__EXERCISE INSTRUCTIONS__. The answer must be the full data, restated word for word, with no pictures in it.

Saved data entries

[Start of Attachment]

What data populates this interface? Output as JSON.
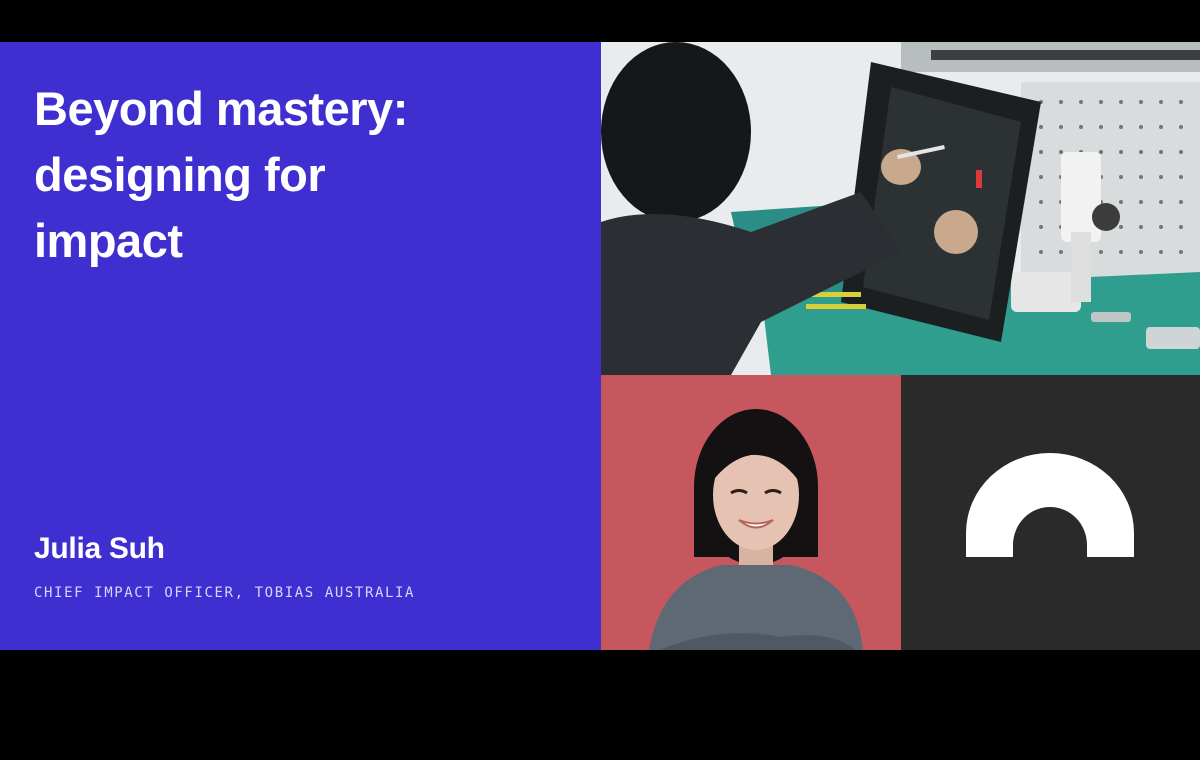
{
  "slide": {
    "title_lines": [
      "Beyond mastery:",
      "designing for",
      "impact"
    ],
    "speaker": {
      "name": "Julia Suh",
      "role": "CHIEF IMPACT OFFICER, TOBIAS AUSTRALIA"
    }
  },
  "colors": {
    "letterbox": "#000000",
    "title_panel": "#3f2fd1",
    "portrait_background": "#c7575e",
    "logo_tile": "#2a2a2a",
    "logo_mark": "#ffffff"
  },
  "icons": {
    "logo": "arch-logo-icon"
  }
}
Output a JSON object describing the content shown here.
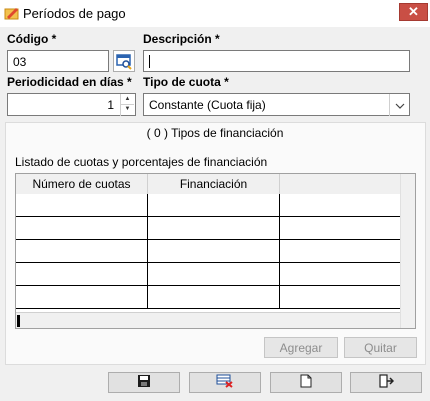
{
  "window": {
    "title": "Períodos de pago",
    "close_glyph": "✕"
  },
  "form": {
    "codigo_label": "Código *",
    "codigo_value": "03",
    "descripcion_label": "Descripción *",
    "descripcion_value": "",
    "periodicidad_label": "Periodicidad en días *",
    "periodicidad_value": "1",
    "tipo_cuota_label": "Tipo de cuota *",
    "tipo_cuota_value": "Constante (Cuota fija)"
  },
  "financing": {
    "title": "( 0 ) Tipos de financiación",
    "list_label": "Listado de cuotas y porcentajes de financiación",
    "columns": [
      "Número de cuotas",
      "Financiación"
    ],
    "empty_rows": 5,
    "agregar_label": "Agregar",
    "quitar_label": "Quitar"
  },
  "toolbar": {
    "buttons": [
      "save-icon",
      "delete-icon",
      "new-document-icon",
      "exit-icon"
    ]
  },
  "colors": {
    "close_button": "#c94f45",
    "client_background": "#f0f0f0",
    "disabled_text": "#8d8d8d"
  }
}
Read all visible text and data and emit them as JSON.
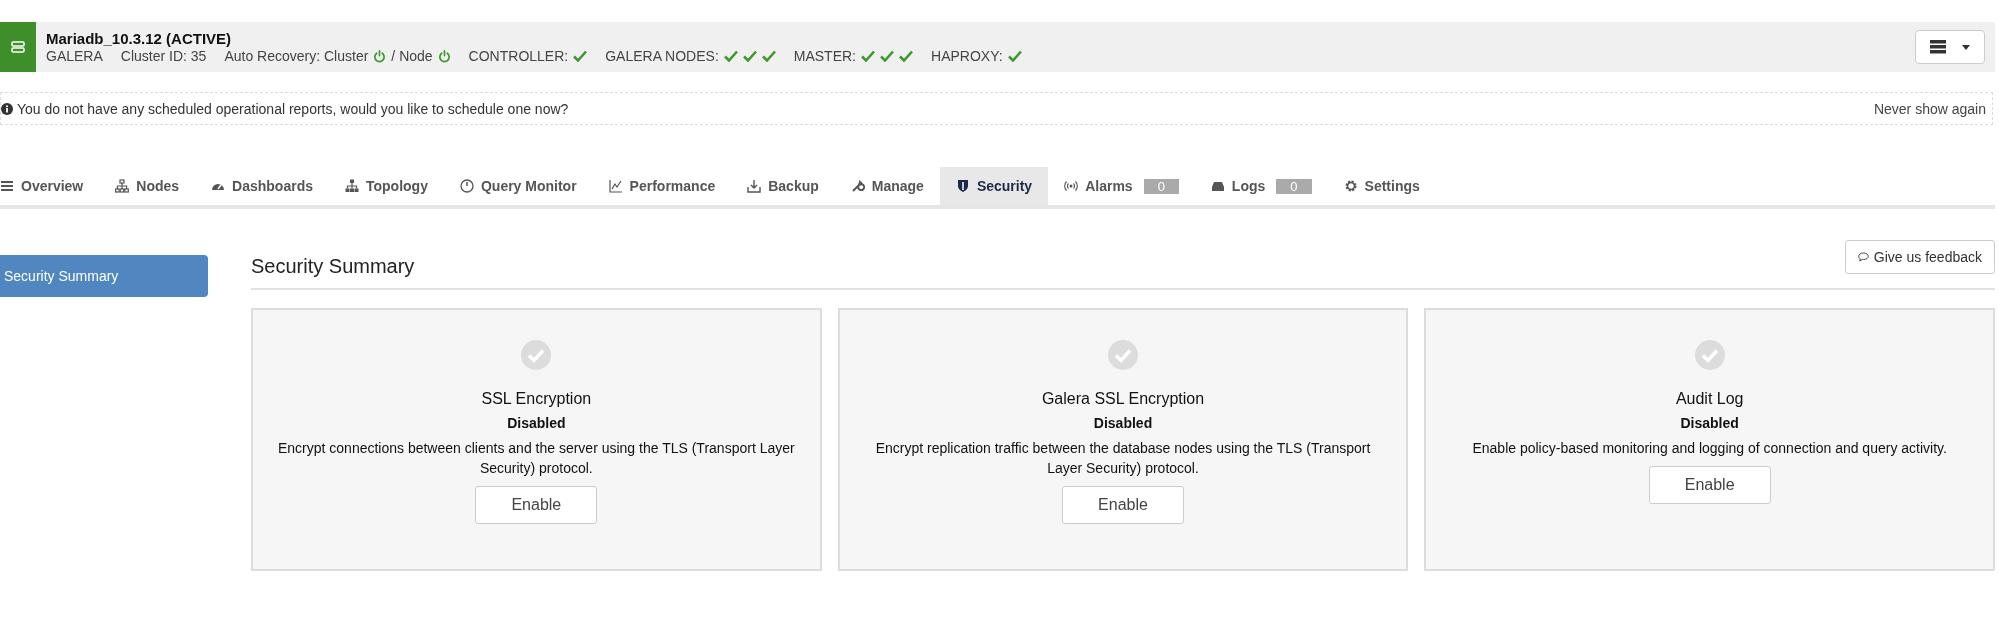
{
  "cluster": {
    "title": "Mariadb_10.3.12 (ACTIVE)",
    "items": [
      {
        "kind": "text",
        "label": "GALERA"
      },
      {
        "kind": "text",
        "label": "Cluster ID: 35"
      },
      {
        "kind": "power",
        "label": "Auto Recovery: Cluster",
        "on": true
      },
      {
        "kind": "power",
        "label": "/ Node",
        "on": true
      },
      {
        "kind": "checks",
        "label": "CONTROLLER:",
        "checks": [
          {
            "ok": true
          }
        ]
      },
      {
        "kind": "checks",
        "label": "GALERA NODES:",
        "checks": [
          {
            "ok": true
          },
          {
            "ok": true
          },
          {
            "ok": true
          }
        ]
      },
      {
        "kind": "checks",
        "label": "MASTER:",
        "checks": [
          {
            "ok": true
          },
          {
            "ok": true
          },
          {
            "ok": true
          }
        ]
      },
      {
        "kind": "checks",
        "label": "HAPROXY:",
        "checks": [
          {
            "ok": true
          }
        ]
      }
    ]
  },
  "notice": {
    "text": "You do not have any scheduled operational reports, would you like to schedule one now?",
    "dismiss": "Never show again"
  },
  "tabs": [
    {
      "label": "Overview",
      "selected": false
    },
    {
      "label": "Nodes",
      "selected": false
    },
    {
      "label": "Dashboards",
      "selected": false
    },
    {
      "label": "Topology",
      "selected": false
    },
    {
      "label": "Query Monitor",
      "selected": false
    },
    {
      "label": "Performance",
      "selected": false
    },
    {
      "label": "Backup",
      "selected": false
    },
    {
      "label": "Manage",
      "selected": false
    },
    {
      "label": "Security",
      "selected": true
    },
    {
      "label": "Alarms",
      "selected": false,
      "badge": "0"
    },
    {
      "label": "Logs",
      "selected": false,
      "badge": "0"
    },
    {
      "label": "Settings",
      "selected": false
    }
  ],
  "sidebar": {
    "items": [
      {
        "label": "Security Summary",
        "selected": true
      }
    ]
  },
  "section": {
    "title": "Security Summary",
    "feedback_button": "Give us feedback"
  },
  "cards": [
    {
      "title": "SSL Encryption",
      "enabled": false,
      "status": "Disabled",
      "description": "Encrypt connections between clients and the server using the TLS (Transport Layer Security) protocol.",
      "button": "Enable"
    },
    {
      "title": "Galera SSL Encryption",
      "enabled": false,
      "status": "Disabled",
      "description": "Encrypt replication traffic between the database nodes using the TLS (Transport Layer Security) protocol.",
      "button": "Enable"
    },
    {
      "title": "Audit Log",
      "enabled": false,
      "status": "Disabled",
      "description": "Enable policy-based monitoring and logging of connection and query activity.",
      "button": "Enable"
    }
  ]
}
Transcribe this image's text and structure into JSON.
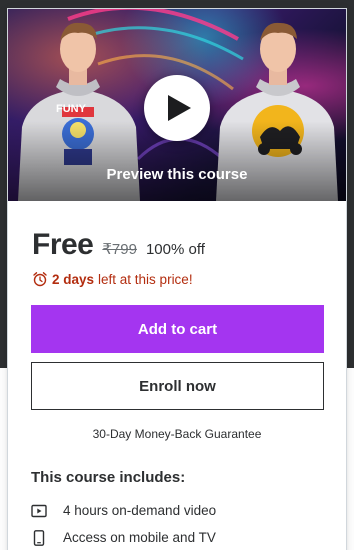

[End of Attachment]

__SOLUTION BELOW__.
What data populates this interface? Output as JSON.
{
  "slide": {
    "title_lines": [
      "Beyond mastery:",
      "designing for",
      "impact"
    ],
    "speaker": {
      "name": "Julia Suh",
      "role": "CHIEF IMPACT OFFICER, TOBIAS AUSTRALIA"
    }
  },
  "colors": {
    "letterbox": "#000000",
    "title_panel": "#3f2fd1",
    "portrait_background": "#c7575e",
    "logo_tile": "#2a2a2a",
    "logo_mark": "#ffffff"
  },
  "icons": {
    "logo": "arch-logo-icon"
  }
}
Output a JSON object describing the content shown here.
{
  "window": {
    "title": "Períodos de pago",
    "close_glyph": "✕"
  },
  "form": {
    "codigo_label": "Código *",
    "codigo_value": "03",
    "descripcion_label": "Descripción *",
    "descripcion_value": "",
    "periodicidad_label": "Periodicidad en días *",
    "periodicidad_value": "1",
    "tipo_cuota_label": "Tipo de cuota *",
    "tipo_cuota_value": "Constante (Cuota fija)"
  },
  "financing": {
    "title": "( 0 ) Tipos de financiación",
    "list_label": "Listado de cuotas y porcentajes de financiación",
    "columns": [
      "Número de cuotas",
      "Financiación"
    ],
    "empty_rows": 5,
    "agregar_label": "Agregar",
    "quitar_label": "Quitar"
  },
  "toolbar": {
    "buttons": [
      "save-icon",
      "delete-icon",
      "new-document-icon",
      "exit-icon"
    ]
  },
  "colors": {
    "close_button": "#c94f45",
    "client_background": "#f0f0f0",
    "disabled_text": "#8d8d8d"
  }
}
Read all visible text and data and emit them as JSON.
{
  "cluster": {
    "title": "Mariadb_10.3.12 (ACTIVE)",
    "items": [
      {
        "kind": "text",
        "label": "GALERA"
      },
      {
        "kind": "text",
        "label": "Cluster ID: 35"
      },
      {
        "kind": "power",
        "label": "Auto Recovery: Cluster",
        "on": true
      },
      {
        "kind": "power",
        "label": "/ Node",
        "on": true
      },
      {
        "kind": "checks",
        "label": "CONTROLLER:",
        "checks": [
          {
            "ok": true
          }
        ]
      },
      {
        "kind": "checks",
        "label": "GALERA NODES:",
        "checks": [
          {
            "ok": true
          },
          {
            "ok": true
          },
          {
            "ok": true
          }
        ]
      },
      {
        "kind": "checks",
        "label": "MASTER:",
        "checks": [
          {
            "ok": true
          },
          {
            "ok": true
          },
          {
            "ok": true
          }
        ]
      },
      {
        "kind": "checks",
        "label": "HAPROXY:",
        "checks": [
          {
            "ok": true
          }
        ]
      }
    ]
  },
  "notice": {
    "text": "You do not have any scheduled operational reports, would you like to schedule one now?",
    "dismiss": "Never show again"
  },
  "tabs": [
    {
      "label": "Overview",
      "selected": false
    },
    {
      "label": "Nodes",
      "selected": false
    },
    {
      "label": "Dashboards",
      "selected": false
    },
    {
      "label": "Topology",
      "selected": false
    },
    {
      "label": "Query Monitor",
      "selected": false
    },
    {
      "label": "Performance",
      "selected": false
    },
    {
      "label": "Backup",
      "selected": false
    },
    {
      "label": "Manage",
      "selected": false
    },
    {
      "label": "Security",
      "selected": true
    },
    {
      "label": "Alarms",
      "selected": false,
      "badge": "0"
    },
    {
      "label": "Logs",
      "selected": false,
      "badge": "0"
    },
    {
      "label": "Settings",
      "selected": false
    }
  ],
  "sidebar": {
    "items": [
      {
        "label": "Security Summary",
        "selected": true
      }
    ]
  },
  "section": {
    "title": "Security Summary",
    "feedback_button": "Give us feedback"
  },
  "cards": [
    {
      "title": "SSL Encryption",
      "enabled": false,
      "status": "Disabled",
      "description": "Encrypt connections between clients and the server using the TLS (Transport Layer Security) protocol.",
      "button": "Enable"
    },
    {
      "title": "Galera SSL Encryption",
      "enabled": false,
      "status": "Disabled",
      "description": "Encrypt replication traffic between the database nodes using the TLS (Transport Layer Security) protocol.",
      "button": "Enable"
    },
    {
      "title": "Audit Log",
      "enabled": false,
      "status": "Disabled",
      "description": "Enable policy-based monitoring and logging of connection and query activity.",
      "button": "Enable"
    }
  ]
}
Transcribe this image's text and structure into JSON.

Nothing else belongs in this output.